Understanding the effect of external variability on vegetation systems is a problem of great interest. An obvious and most important source of external variability is seasonality. The consequences of the cyclic variation of seasonality have been well investigated [

In the past years, the influences of noise and periodic forcing have been well studied in ecosystems [

Regular patterns of vegetation have been observed in many arid and semiarid regions of the world. The formation of regular vegetation bands on hillsides of semiarid catchments is often attributed to a low scale process of water redistribution by runoff [

The main purpose of this paper is to investigate the effects of noise and seasonal rainfall on the vegetation patterns. In particular, we want to check whether pattern transition or frequency locking emerges. The rest of our paper is arranged as follows. In Section

Von Hardenberg et al. proposed a partial differential equation model, with equations for the biomass density

where

When combined with noise and seasonal rainfall, the original spatially extended model is written as the following system:

The seasonal rainfall is assumed to be sinusoidal with amplitude

In (

Before proceeding to the spatially explicit case, the first step is to have a look at the properties of the local dynamics. The local system of systems (

We assume that the local system has a stable equilibrium

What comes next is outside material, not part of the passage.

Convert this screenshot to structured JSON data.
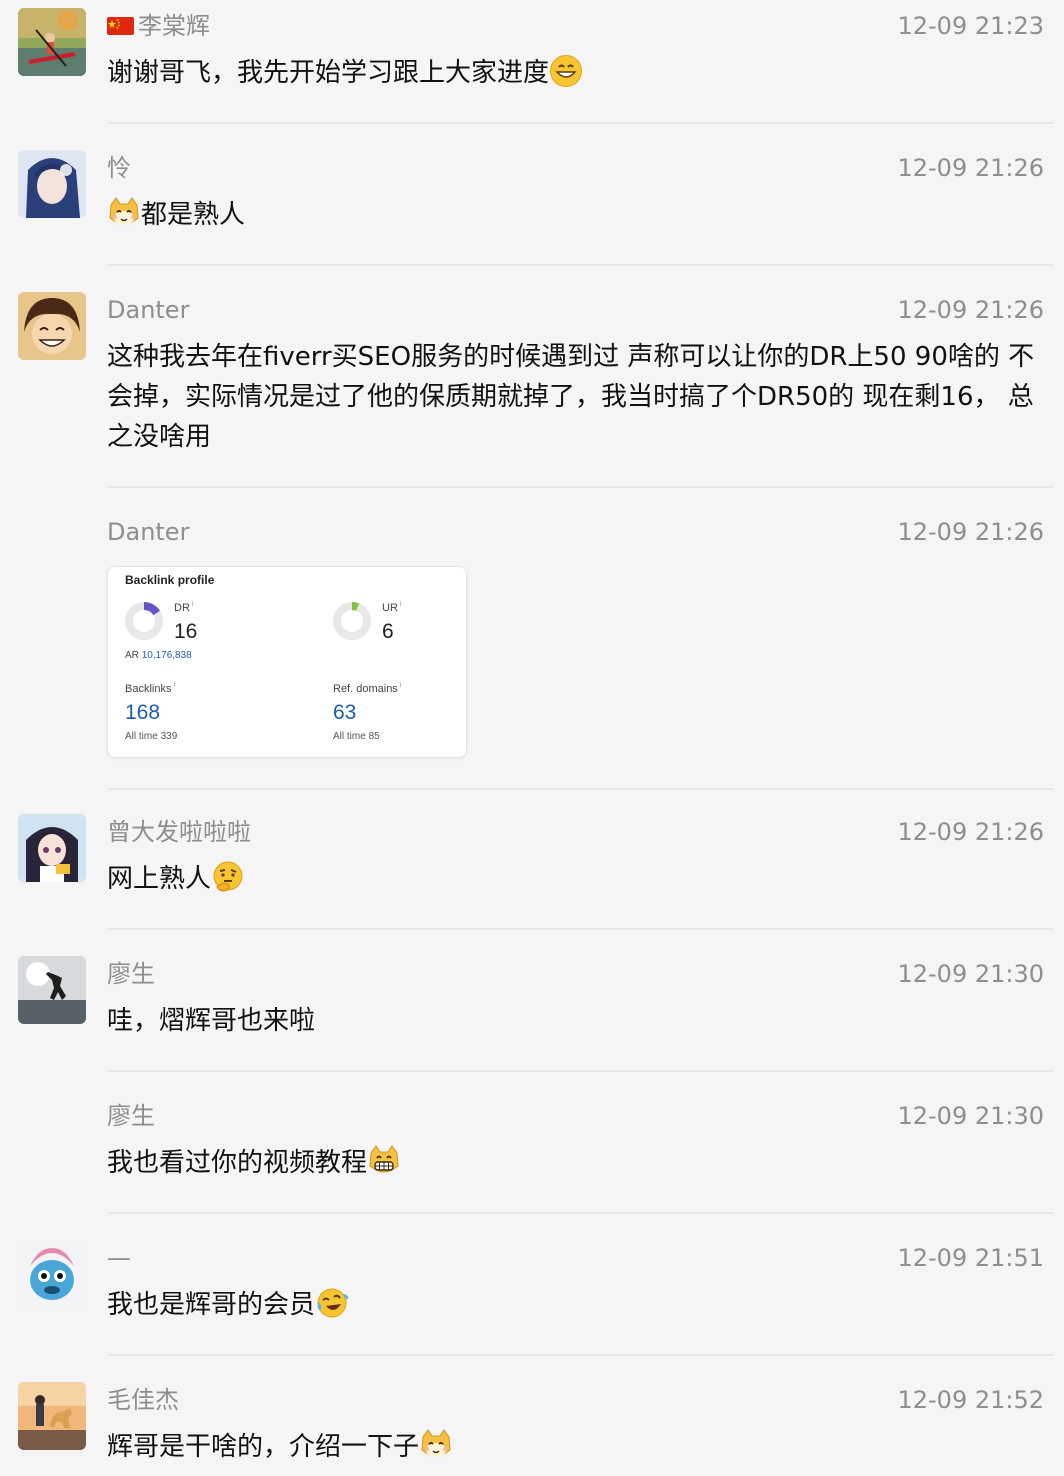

We make the following substitute:

The initial conditions are assumed as

By solving the linear equations (

Straightforward manipulation of (

The condition for a spatial mode

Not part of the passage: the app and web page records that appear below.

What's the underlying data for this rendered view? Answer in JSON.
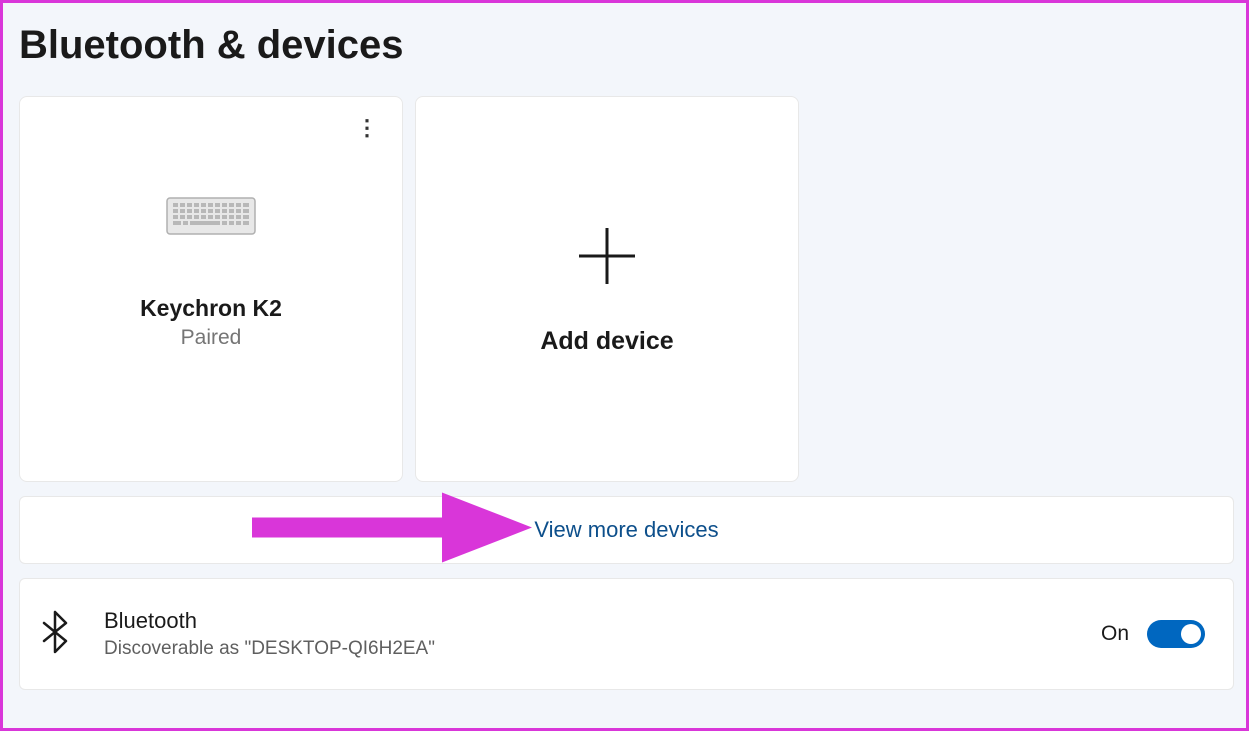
{
  "page_title": "Bluetooth & devices",
  "devices": [
    {
      "name": "Keychron K2",
      "status": "Paired"
    }
  ],
  "add_device": {
    "label": "Add device"
  },
  "view_more": {
    "label": "View more devices"
  },
  "bluetooth": {
    "title": "Bluetooth",
    "subtitle": "Discoverable as \"DESKTOP-QI6H2EA\"",
    "toggle_label": "On",
    "toggle_state": true
  }
}
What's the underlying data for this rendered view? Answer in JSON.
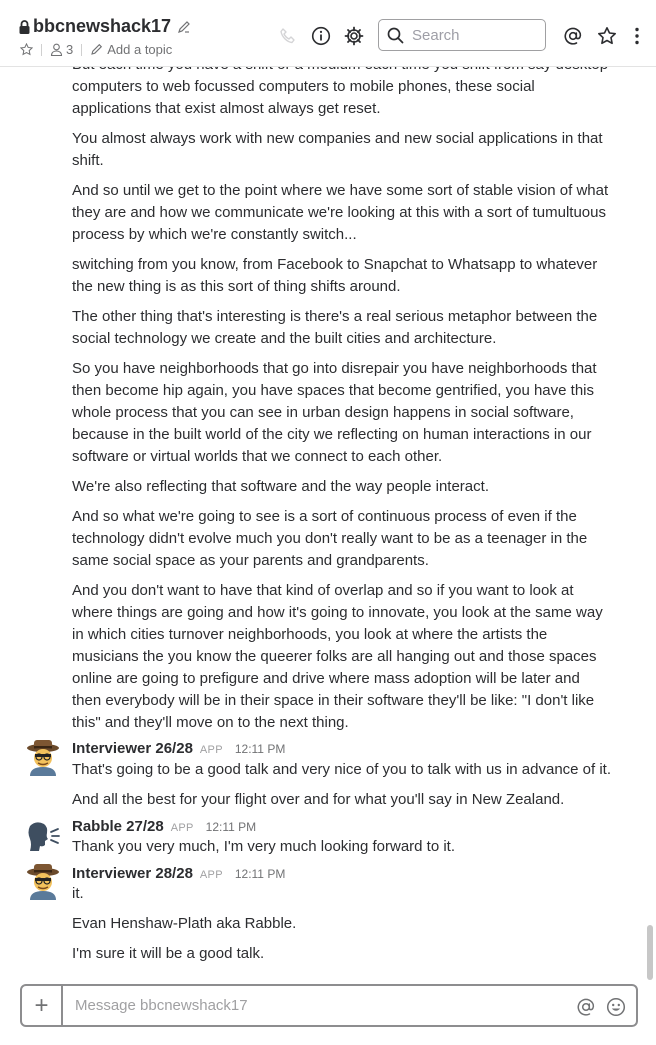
{
  "header": {
    "channel_name": "bbcnewshack17",
    "member_count": "3",
    "add_topic": "Add a topic",
    "search_placeholder": "Search"
  },
  "messages": {
    "continued_paragraphs": [
      "But each time you have a shift or a medium each time you shift from say desktop computers to web focussed computers to mobile phones, these social applications that exist almost always get reset.",
      "You almost always work with new companies and new social applications in that shift.",
      "And so until we get to the point where we have some sort of stable vision of what they are and how we communicate we're looking at this with a sort of tumultuous process by which we're constantly switch...",
      "switching from you know, from Facebook to Snapchat to Whatsapp to whatever the new thing is as this sort of thing shifts around.",
      "The other thing that's interesting is there's a real serious metaphor between the social technology we create and the built cities and architecture.",
      "So you have neighborhoods that go into disrepair you have neighborhoods that then become hip again, you have spaces that become gentrified, you have this whole process that you can see in urban design happens in social software, because in the built world of the city we reflecting on human interactions in our software or virtual worlds that we connect to each other.",
      "We're also reflecting that software and the way people interact.",
      "And so what we're going to see is a sort of continuous process of even if the technology didn't evolve much you don't really want to be as a teenager in the same social space as your parents and grandparents.",
      "And you don't want to have that kind of overlap and so if you want to look at where things are going and how it's going to innovate, you look at the same way in which cities turnover neighborhoods, you look at where the artists the musicians the you know the queerer folks are all hanging out and those spaces online are going to prefigure and drive where mass adoption will be later and then everybody will be in their space in their software they'll be like: \"I don't like this\" and they'll move on to the next thing."
    ],
    "groups": [
      {
        "author": "Interviewer 26/28",
        "badge": "APP",
        "time": "12:11 PM",
        "lines": [
          "That's going to be a good talk and very nice of you to talk with us in advance of it.",
          "And all the best for your flight over and for what you'll say in New Zealand."
        ]
      },
      {
        "author": "Rabble 27/28",
        "badge": "APP",
        "time": "12:11 PM",
        "lines": [
          "Thank you very much, I'm very much looking forward to it."
        ]
      },
      {
        "author": "Interviewer 28/28",
        "badge": "APP",
        "time": "12:11 PM",
        "lines": [
          "it.",
          "Evan Henshaw-Plath aka Rabble.",
          "I'm sure it will be a good talk."
        ]
      }
    ]
  },
  "composer": {
    "placeholder": "Message bbcnewshack17",
    "plus": "+"
  },
  "colors": {
    "text": "#2c2d30",
    "muted": "#717274",
    "border": "#8d8d8f"
  }
}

In this section, extensive testing was performed through numerical integration to describe systems (

In order to well show the effects of noise and seasonal rainfall, we pay attention to the spatial pattern of systems (

In Figure

Snapshots of contour pictures of the vegetation at

For the systems (

In recent years, noise-sustained and noise-induced spatial pattern formations have been discussed in ecological systems [

Snapshots of contour pictures of the vegetation at

For the case

Snapshots of contour pictures of the vegetation at

In order to see the effects of noise intensity and temporal correlation on pattern dynamics, we give regions of pattern structures with respect to the two parameters in Figures

Regions of pattern structures of systems (

Regions of pattern structures of systems (

It is well known that an external periodic force applied to a nonlinear pendulum can cause the pendulum to become entrained at a frequency which is rationally related to the applied frequency, a phenomenon known as frequency locking. It is useful to reveal the complexity of the ecosystem. It can be found that systems (

It is checked by numerical simulations that when systems (

The 1 : 1 frequency-locking oscillation with the values of the parameters

The 2 : 1 frequency-locking oscillation with the values of the parameters

where

Temporal correlation

Phase diagram in

In this paper, we investigated a vegetation model combined with seasonal rainfall, noise, and spatial diffusion. By performing a series of numerical simulations, we found that there was emergence of pattern transition from stationary pattern to patch invasion. What is more, chaotic pattern will appear if noise intensity is large. And for the system with both noise and periodic forcing, it exhibits frequency-locking phenomena. The results showed that noise and seasonal rainfall play an important role in vegetation patterns.

Climate fluctuation is also considered as a source of vegetation spatial pattern, which means that all the parameters in systems (

The mechanisms inducing the change of structure or dynamics of vegetation populations are among the most challenging research areas in ecology [

The authors declare that there is no conflict of interests regarding the publication of this paper.